Each record is to be copied exactly as written.

> Material for the task:
=== Begin Enclosure ===

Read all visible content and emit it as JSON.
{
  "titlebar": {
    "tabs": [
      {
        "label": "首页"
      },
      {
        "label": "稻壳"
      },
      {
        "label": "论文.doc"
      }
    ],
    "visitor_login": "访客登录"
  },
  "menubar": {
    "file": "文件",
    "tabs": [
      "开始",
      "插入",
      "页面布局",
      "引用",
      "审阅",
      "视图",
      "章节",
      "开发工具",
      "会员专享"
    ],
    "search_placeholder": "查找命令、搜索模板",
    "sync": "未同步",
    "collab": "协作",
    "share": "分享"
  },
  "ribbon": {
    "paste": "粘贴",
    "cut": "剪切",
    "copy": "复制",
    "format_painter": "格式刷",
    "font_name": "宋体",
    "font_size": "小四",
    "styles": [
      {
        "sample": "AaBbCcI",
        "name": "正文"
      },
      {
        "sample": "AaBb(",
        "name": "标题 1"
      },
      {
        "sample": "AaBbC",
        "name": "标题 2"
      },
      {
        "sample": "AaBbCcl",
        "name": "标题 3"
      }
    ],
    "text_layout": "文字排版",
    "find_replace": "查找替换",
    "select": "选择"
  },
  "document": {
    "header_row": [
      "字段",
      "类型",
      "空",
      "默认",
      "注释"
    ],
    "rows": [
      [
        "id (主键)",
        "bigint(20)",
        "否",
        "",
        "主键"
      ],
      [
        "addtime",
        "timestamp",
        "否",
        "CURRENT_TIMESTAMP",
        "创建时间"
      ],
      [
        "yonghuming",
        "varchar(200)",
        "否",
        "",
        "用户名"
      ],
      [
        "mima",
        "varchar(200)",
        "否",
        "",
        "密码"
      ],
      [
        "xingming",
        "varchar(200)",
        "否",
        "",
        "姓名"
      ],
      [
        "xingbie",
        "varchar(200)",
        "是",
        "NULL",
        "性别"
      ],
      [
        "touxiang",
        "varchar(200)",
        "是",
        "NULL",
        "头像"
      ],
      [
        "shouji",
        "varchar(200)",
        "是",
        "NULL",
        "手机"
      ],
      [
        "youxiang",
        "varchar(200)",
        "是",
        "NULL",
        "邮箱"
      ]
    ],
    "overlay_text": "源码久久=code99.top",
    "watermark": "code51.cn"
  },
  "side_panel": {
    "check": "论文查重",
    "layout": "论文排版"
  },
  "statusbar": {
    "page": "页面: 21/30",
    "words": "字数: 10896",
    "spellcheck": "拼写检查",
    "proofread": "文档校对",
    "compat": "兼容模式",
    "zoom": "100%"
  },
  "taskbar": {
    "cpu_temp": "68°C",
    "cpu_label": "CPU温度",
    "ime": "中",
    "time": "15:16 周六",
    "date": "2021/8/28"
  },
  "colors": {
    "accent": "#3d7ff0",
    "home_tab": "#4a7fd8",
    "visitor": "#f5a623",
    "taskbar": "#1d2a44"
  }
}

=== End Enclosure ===

> Answer space:
Read all visible content and emit it as JSON.
{
  "titlebar": {
    "tabs": [
      {
        "label": "首页"
      },
      {
        "label": "稻壳"
      },
      {
        "label": "论文.doc"
      }
    ],
    "visitor_login": "访客登录"
  },
  "menubar": {
    "file": "文件",
    "tabs": [
      "开始",
      "插入",
      "页面布局",
      "引用",
      "审阅",
      "视图",
      "章节",
      "开发工具",
      "会员专享"
    ],
    "search_placeholder": "查找命令、搜索模板",
    "sync": "未同步",
    "collab": "协作",
    "share": "分享"
  },
  "ribbon": {
    "paste": "粘贴",
    "cut": "剪切",
    "copy": "复制",
    "format_painter": "格式刷",
    "font_name": "宋体",
    "font_size": "小四",
    "styles": [
      {
        "sample": "AaBbCcI",
        "name": "正文"
      },
      {
        "sample": "AaBb(",
        "name": "标题 1"
      },
      {
        "sample": "AaBbC",
        "name": "标题 2"
      },
      {
        "sample": "AaBbCcl",
        "name": "标题 3"
      }
    ],
    "text_layout": "文字排版",
    "find_replace": "查找替换",
    "select": "选择"
  },
  "document": {
    "header_row": [
      "字段",
      "类型",
      "空",
      "默认",
      "注释"
    ],
    "rows": [
      [
        "id (主键)",
        "bigint(20)",
        "否",
        "",
        "主键"
      ],
      [
        "addtime",
        "timestamp",
        "否",
        "CURRENT_TIMESTAMP",
        "创建时间"
      ],
      [
        "yonghuming",
        "varchar(200)",
        "否",
        "",
        "用户名"
      ],
      [
        "mima",
        "varchar(200)",
        "否",
        "",
        "密码"
      ],
      [
        "xingming",
        "varchar(200)",
        "否",
        "",
        "姓名"
      ],
      [
        "xingbie",
        "varchar(200)",
        "是",
        "NULL",
        "性别"
      ],
      [
        "touxiang",
        "varchar(200)",
        "是",
        "NULL",
        "头像"
      ],
      [
        "shouji",
        "varchar(200)",
        "是",
        "NULL",
        "手机"
      ],
      [
        "youxiang",
        "varchar(200)",
        "是",
        "NULL",
        "邮箱"
      ]
    ],
    "overlay_text": "源码久久=code99.top",
    "watermark": "code51.cn"
  },
  "side_panel": {
    "check": "论文查重",
    "layout": "论文排版"
  },
  "statusbar": {
    "page": "页面: 21/30",
    "words": "字数: 10896",
    "spellcheck": "拼写检查",
    "proofread": "文档校对",
    "compat": "兼容模式",
    "zoom": "100%"
  },
  "taskbar": {
    "cpu_temp": "68°C",
    "cpu_label": "CPU温度",
    "ime": "中",
    "time": "15:16 周六",
    "date": "2021/8/28"
  },
  "colors": {
    "accent": "#3d7ff0",
    "home_tab": "#4a7fd8",
    "visitor": "#f5a623",
    "taskbar": "#1d2a44"
  }
}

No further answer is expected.